(Input material begins)
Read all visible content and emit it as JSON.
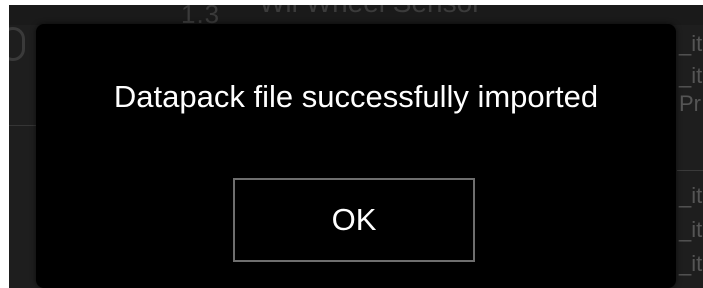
{
  "background": {
    "version_text": "1.3",
    "title_text": "Wii Wheel Sensor",
    "right_column_text": [
      "_it",
      "_it",
      "Pr",
      "_it",
      "_it",
      "_it"
    ]
  },
  "dialog": {
    "message": "Datapack file successfully imported",
    "ok_label": "OK"
  },
  "colors": {
    "dialog_background": "#000000",
    "dialog_text": "#ffffff",
    "button_border": "#6e6e6e",
    "app_background": "#1e1e1e"
  }
}
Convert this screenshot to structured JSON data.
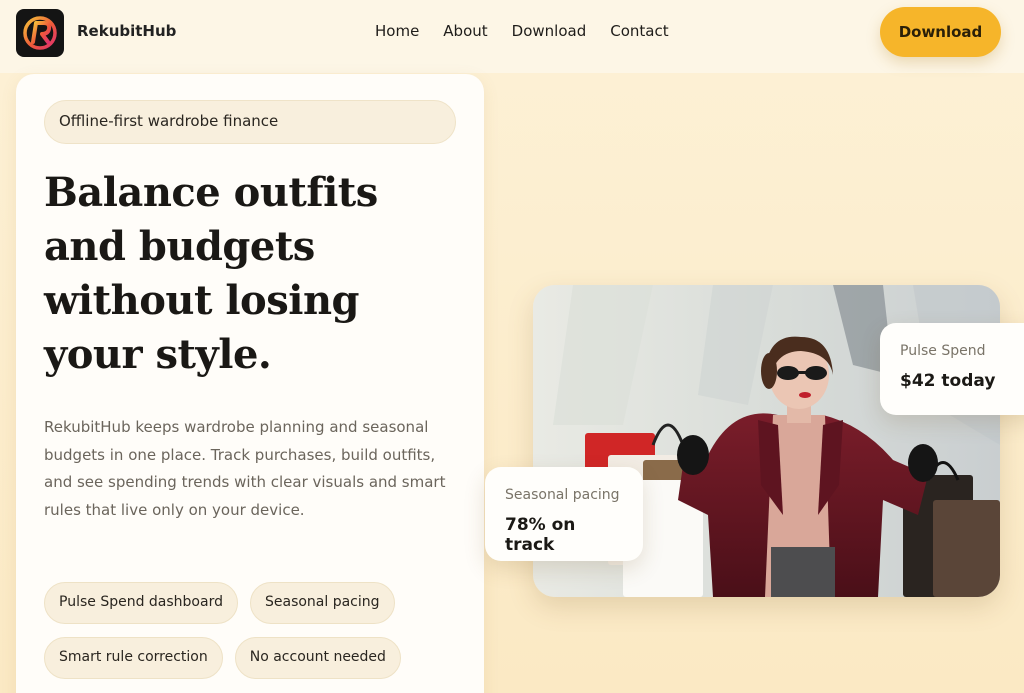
{
  "header": {
    "brand": "RekubitHub",
    "nav": [
      "Home",
      "About",
      "Download",
      "Contact"
    ],
    "download_label": "Download",
    "logo_icon": "rekubit-r-logo"
  },
  "hero": {
    "eyebrow": "Offline-first wardrobe finance",
    "headline_lines": [
      "Balance outfits",
      "and budgets",
      "without losing",
      "your style."
    ],
    "description": "RekubitHub keeps wardrobe planning and seasonal budgets in one place. Track purchases, build outfits, and see spending trends with clear visuals and smart rules that live only on your device.",
    "chips": [
      "Pulse Spend dashboard",
      "Seasonal pacing",
      "Smart rule correction",
      "No account needed"
    ]
  },
  "stats": {
    "pulse": {
      "label": "Pulse Spend",
      "value": "$42 today"
    },
    "season": {
      "label": "Seasonal pacing",
      "value": "78% on track"
    }
  },
  "colors": {
    "accent": "#f6b52a",
    "background": "#fcefcf",
    "card": "#fffdf9",
    "chip": "#f8efdd"
  }
}
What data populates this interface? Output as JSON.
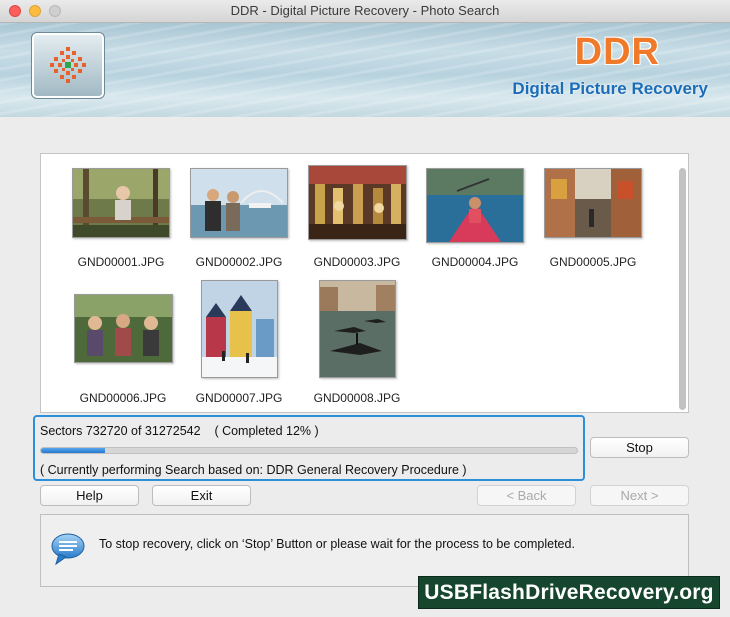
{
  "window": {
    "title": "DDR - Digital Picture Recovery - Photo Search"
  },
  "banner": {
    "brand": "DDR",
    "subtitle": "Digital Picture Recovery"
  },
  "gallery": {
    "items": [
      {
        "name": "GND00001.JPG"
      },
      {
        "name": "GND00002.JPG"
      },
      {
        "name": "GND00003.JPG"
      },
      {
        "name": "GND00004.JPG"
      },
      {
        "name": "GND00005.JPG"
      },
      {
        "name": "GND00006.JPG"
      },
      {
        "name": "GND00007.JPG"
      },
      {
        "name": "GND00008.JPG"
      }
    ]
  },
  "progress": {
    "sectors_text": "Sectors 732720 of 31272542    ( Completed 12% )",
    "percent": 12,
    "procedure_text": "( Currently performing Search based on: DDR General Recovery Procedure )"
  },
  "buttons": {
    "stop": "Stop",
    "help": "Help",
    "exit": "Exit",
    "back": "< Back",
    "next": "Next >"
  },
  "info": {
    "message": "To stop recovery, click on ‘Stop’ Button or please wait for the process to be completed."
  },
  "watermark": {
    "text": "USBFlashDriveRecovery.org"
  },
  "colors": {
    "accent": "#2d8fd9",
    "brand_orange": "#f07a2a",
    "brand_blue": "#1b6db8",
    "watermark_bg": "#17462f"
  }
}
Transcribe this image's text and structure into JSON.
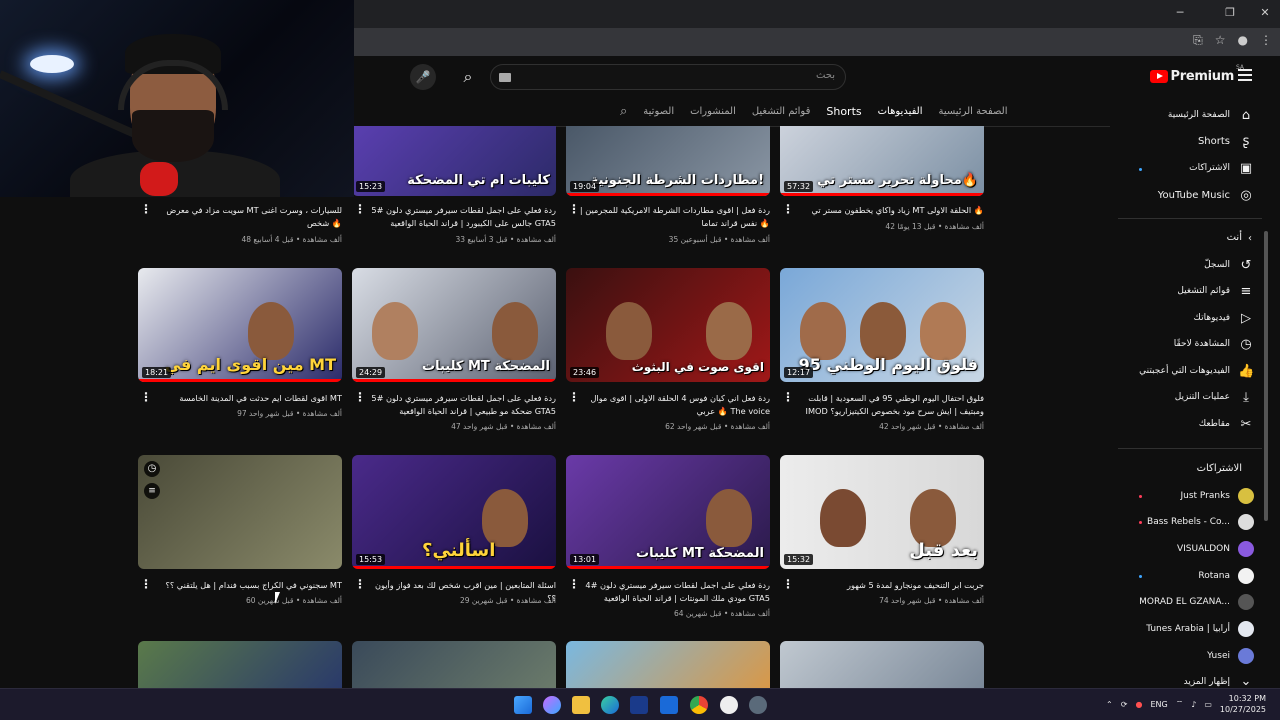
{
  "masthead": {
    "search_placeholder": "بحث",
    "logo_text": "Premium",
    "country": "SA"
  },
  "tabs": [
    {
      "label": "الصفحة الرئيسية",
      "active": false
    },
    {
      "label": "الفيديوهات",
      "active": true
    },
    {
      "label": "Shorts",
      "active": false
    },
    {
      "label": "قوائم التشغيل",
      "active": false
    },
    {
      "label": "المنشورات",
      "active": false
    },
    {
      "label": "الصوتية",
      "active": false
    }
  ],
  "sidebar": {
    "main": [
      "الصفحة الرئيسية",
      "Shorts",
      "الاشتراكات",
      "YouTube Music"
    ],
    "you_heading": "أنت",
    "you_items": [
      "السجلّ",
      "قوائم التشغيل",
      "فيديوهاتك",
      "المشاهدة لاحقًا",
      "الفيديوهات التي أعجبتني",
      "عمليات التنزيل",
      "مقاطعك"
    ],
    "subs_heading": "الاشتراكات",
    "subs": [
      "Just Pranks",
      "Bass Rebels - Co...",
      "VISUALDON",
      "Rotana",
      "MORAD EL GZANA...",
      "Tunes Arabia | أرابيا",
      "Yusei",
      "إظهار المزيد"
    ]
  },
  "videos": [
    {
      "title": "زياد واكاي يخطفون مستر تي MT الحلقة الاولى 🔥",
      "meta": "42 ألف مشاهدة • قبل 13 يومًا",
      "duration": "57:32",
      "thumb_text": "محاولة تحرير مستر تي🔥"
    },
    {
      "title": "ردة فعل | اقوى مطاردات الشرطة الامريكية للمجرمين | نفس قراند تماما 🔥",
      "meta": "35 ألف مشاهدة • قبل أسبوعين",
      "duration": "19:04",
      "thumb_text": "مطاردات الشرطة الجنونية!"
    },
    {
      "title": "ردة فعلي على اجمل لقطات سيرفر ميستري دلون #5 جالس على الكيبورد | قراند الحياة الواقعية GTA5",
      "meta": "33 ألف مشاهدة • قبل 3 أسابيع",
      "duration": "15:23",
      "thumb_text": "كليبات ام تي المضحكة"
    },
    {
      "title": "سويت مزاد في معرض MT للسيارات ، وسرت اغنى شخص 🔥",
      "meta": "48 ألف مشاهدة • قبل 4 أسابيع",
      "duration": "",
      "thumb_text": ""
    },
    {
      "title": "فلوق احتفال اليوم الوطني 95 في السعودية | قابلت IMOD ومبتيف | ايش سرح مود بخصوص الكيتيزاريو؟",
      "meta": "42 ألف مشاهدة • قبل شهر واحد",
      "duration": "12:17",
      "thumb_text": "فلوق اليوم الوطني 95"
    },
    {
      "title": "ردة فعل اني كيان فوس 4 الحلقة الاولى | اقوى موال عربي 🔥 The voice",
      "meta": "62 ألف مشاهدة • قبل شهر واحد",
      "duration": "23:46",
      "thumb_text": "اقوى صوت في البثوث"
    },
    {
      "title": "ردة فعلي على اجمل لقطات سيرفر ميستري دلون #5 ضحكة مو طبيعي | قراند الحياة الواقعية GTA5",
      "meta": "47 ألف مشاهدة • قبل شهر واحد",
      "duration": "24:29",
      "thumb_text": "كليبات MT المضحكة"
    },
    {
      "title": "اقوى لقطات ايم حدثت في المدينة الخامسة MT",
      "meta": "97 ألف مشاهدة • قبل شهر واحد",
      "duration": "18:21",
      "thumb_text": "مين اقوى ايم في MT"
    },
    {
      "title": "جربت ابر التنحيف مونجارو لمدة 5 شهور",
      "meta": "74 ألف مشاهدة • قبل شهر واحد",
      "duration": "15:32",
      "thumb_text": "بعد  قبل"
    },
    {
      "title": "ردة فعلي على اجمل لقطات سيرفر ميستري دلون #4 مودي ملك المونتات | قراند الحياة الواقعية GTA5",
      "meta": "64 ألف مشاهدة • قبل شهرين",
      "duration": "13:01",
      "thumb_text": "كليبات MT المضحكة"
    },
    {
      "title": "اسئلة المتابعين | مين اقرب شخص لك بعد فواز وأيون ؟؟",
      "meta": "29 ألف مشاهدة • قبل شهرين",
      "duration": "15:53",
      "thumb_text": "اسألني؟"
    },
    {
      "title": "سجنوني في الكراج بسبب فندام | هل يلتقني ؟؟ MT",
      "meta": "60 ألف مشاهدة • قبل شهرين",
      "duration": "",
      "thumb_text": ""
    }
  ],
  "taskbar": {
    "lang": "ENG",
    "time": "10:32 PM",
    "date": "10/27/2025"
  },
  "colors": {
    "bg": "#0f0f0f",
    "accent": "#ff0000",
    "taskbar": "#1c1a2c"
  }
}
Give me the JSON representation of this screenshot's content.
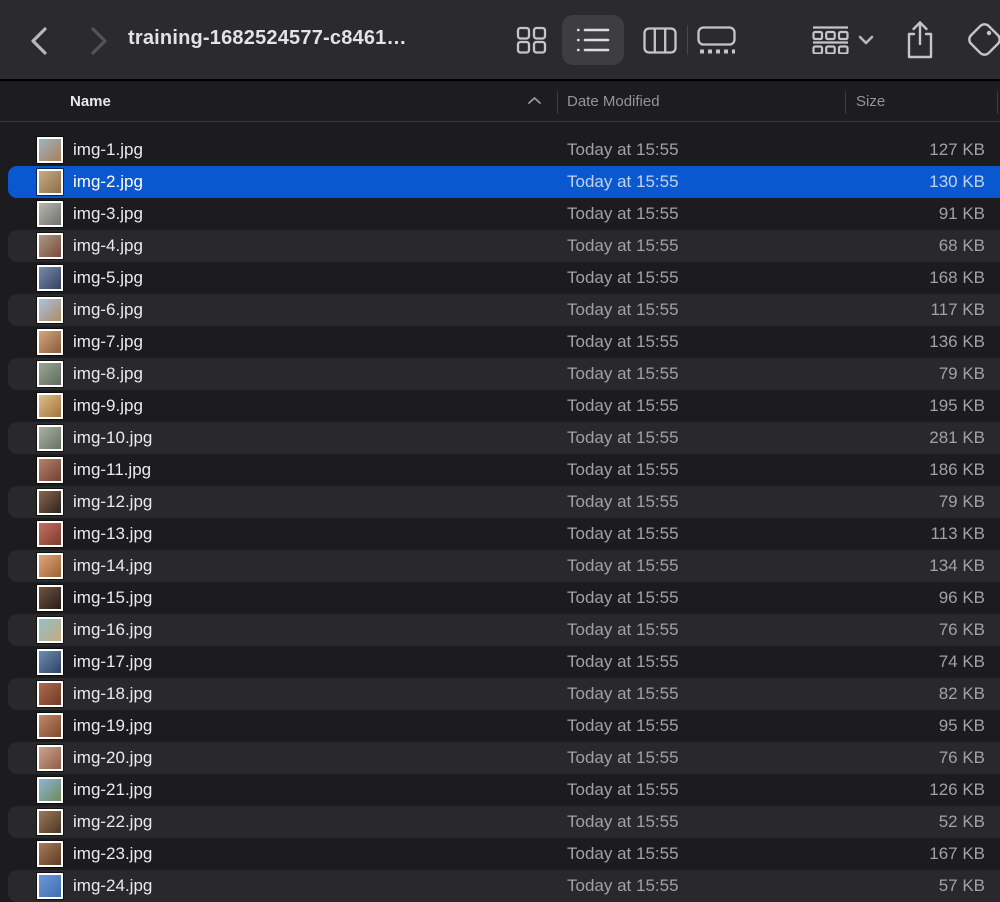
{
  "window": {
    "title": "training-1682524577-c8461…"
  },
  "toolbar": {
    "icons": [
      "chevron-left",
      "chevron-right",
      "icon-view",
      "list-view",
      "column-view",
      "gallery-view",
      "group-by",
      "chevron-down",
      "share",
      "tag"
    ],
    "view_modes": [
      {
        "name": "icon-view",
        "selected": false
      },
      {
        "name": "list-view",
        "selected": true
      },
      {
        "name": "column-view",
        "selected": false
      },
      {
        "name": "gallery-view",
        "selected": false
      }
    ]
  },
  "columns": [
    {
      "label": "Name",
      "sort": "ascending"
    },
    {
      "label": "Date Modified"
    },
    {
      "label": "Size"
    }
  ],
  "selection": {
    "index": 1,
    "color": "#0a58d0"
  },
  "files": [
    {
      "name": "img-1.jpg",
      "date_modified": "Today at 15:55",
      "size": "127 KB",
      "thumb": [
        "#9db3c4",
        "#a97f58"
      ]
    },
    {
      "name": "img-2.jpg",
      "date_modified": "Today at 15:55",
      "size": "130 KB",
      "thumb": [
        "#c7ad87",
        "#8d6b4a"
      ]
    },
    {
      "name": "img-3.jpg",
      "date_modified": "Today at 15:55",
      "size": "91 KB",
      "thumb": [
        "#b7b7b3",
        "#6f6f6b"
      ]
    },
    {
      "name": "img-4.jpg",
      "date_modified": "Today at 15:55",
      "size": "68 KB",
      "thumb": [
        "#a99a85",
        "#7c4a3a"
      ]
    },
    {
      "name": "img-5.jpg",
      "date_modified": "Today at 15:55",
      "size": "168 KB",
      "thumb": [
        "#7a8aa8",
        "#31425f"
      ]
    },
    {
      "name": "img-6.jpg",
      "date_modified": "Today at 15:55",
      "size": "117 KB",
      "thumb": [
        "#a8c4e0",
        "#b08963"
      ]
    },
    {
      "name": "img-7.jpg",
      "date_modified": "Today at 15:55",
      "size": "136 KB",
      "thumb": [
        "#d2a87c",
        "#8a5a3c"
      ]
    },
    {
      "name": "img-8.jpg",
      "date_modified": "Today at 15:55",
      "size": "79 KB",
      "thumb": [
        "#9aa696",
        "#5f6b5c"
      ]
    },
    {
      "name": "img-9.jpg",
      "date_modified": "Today at 15:55",
      "size": "195 KB",
      "thumb": [
        "#e0c08a",
        "#a2713d"
      ]
    },
    {
      "name": "img-10.jpg",
      "date_modified": "Today at 15:55",
      "size": "281 KB",
      "thumb": [
        "#aab2a6",
        "#66725f"
      ]
    },
    {
      "name": "img-11.jpg",
      "date_modified": "Today at 15:55",
      "size": "186 KB",
      "thumb": [
        "#b5826b",
        "#6e4330"
      ]
    },
    {
      "name": "img-12.jpg",
      "date_modified": "Today at 15:55",
      "size": "79 KB",
      "thumb": [
        "#8a674f",
        "#2e211b"
      ]
    },
    {
      "name": "img-13.jpg",
      "date_modified": "Today at 15:55",
      "size": "113 KB",
      "thumb": [
        "#c4705f",
        "#7e3a30"
      ]
    },
    {
      "name": "img-14.jpg",
      "date_modified": "Today at 15:55",
      "size": "134 KB",
      "thumb": [
        "#e0a878",
        "#9c5f35"
      ]
    },
    {
      "name": "img-15.jpg",
      "date_modified": "Today at 15:55",
      "size": "96 KB",
      "thumb": [
        "#6e5244",
        "#2a1d16"
      ]
    },
    {
      "name": "img-16.jpg",
      "date_modified": "Today at 15:55",
      "size": "76 KB",
      "thumb": [
        "#8fc4c6",
        "#c7a87e"
      ]
    },
    {
      "name": "img-17.jpg",
      "date_modified": "Today at 15:55",
      "size": "74 KB",
      "thumb": [
        "#6e8db4",
        "#2f4260"
      ]
    },
    {
      "name": "img-18.jpg",
      "date_modified": "Today at 15:55",
      "size": "82 KB",
      "thumb": [
        "#b06a4e",
        "#6e3a28"
      ]
    },
    {
      "name": "img-19.jpg",
      "date_modified": "Today at 15:55",
      "size": "95 KB",
      "thumb": [
        "#c08a66",
        "#7e4a30"
      ]
    },
    {
      "name": "img-20.jpg",
      "date_modified": "Today at 15:55",
      "size": "76 KB",
      "thumb": [
        "#cfa490",
        "#8a5e46"
      ]
    },
    {
      "name": "img-21.jpg",
      "date_modified": "Today at 15:55",
      "size": "126 KB",
      "thumb": [
        "#8fb4d9",
        "#6e8a58"
      ]
    },
    {
      "name": "img-22.jpg",
      "date_modified": "Today at 15:55",
      "size": "52 KB",
      "thumb": [
        "#9a7a58",
        "#4e3625"
      ]
    },
    {
      "name": "img-23.jpg",
      "date_modified": "Today at 15:55",
      "size": "167 KB",
      "thumb": [
        "#a87c58",
        "#5c3b26"
      ]
    },
    {
      "name": "img-24.jpg",
      "date_modified": "Today at 15:55",
      "size": "57 KB",
      "thumb": [
        "#6a9ad9",
        "#3f6cb0"
      ]
    }
  ]
}
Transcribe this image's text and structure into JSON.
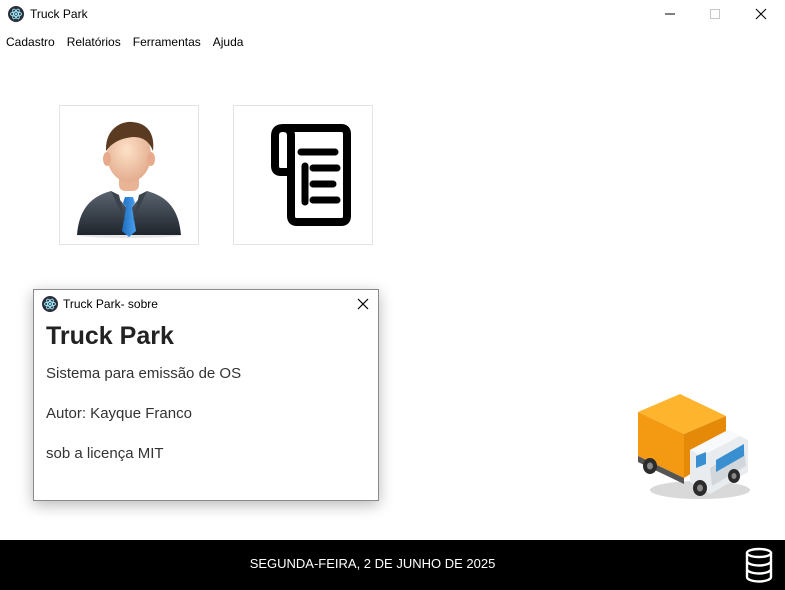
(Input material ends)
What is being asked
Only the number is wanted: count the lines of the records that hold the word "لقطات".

Output for this exercise
4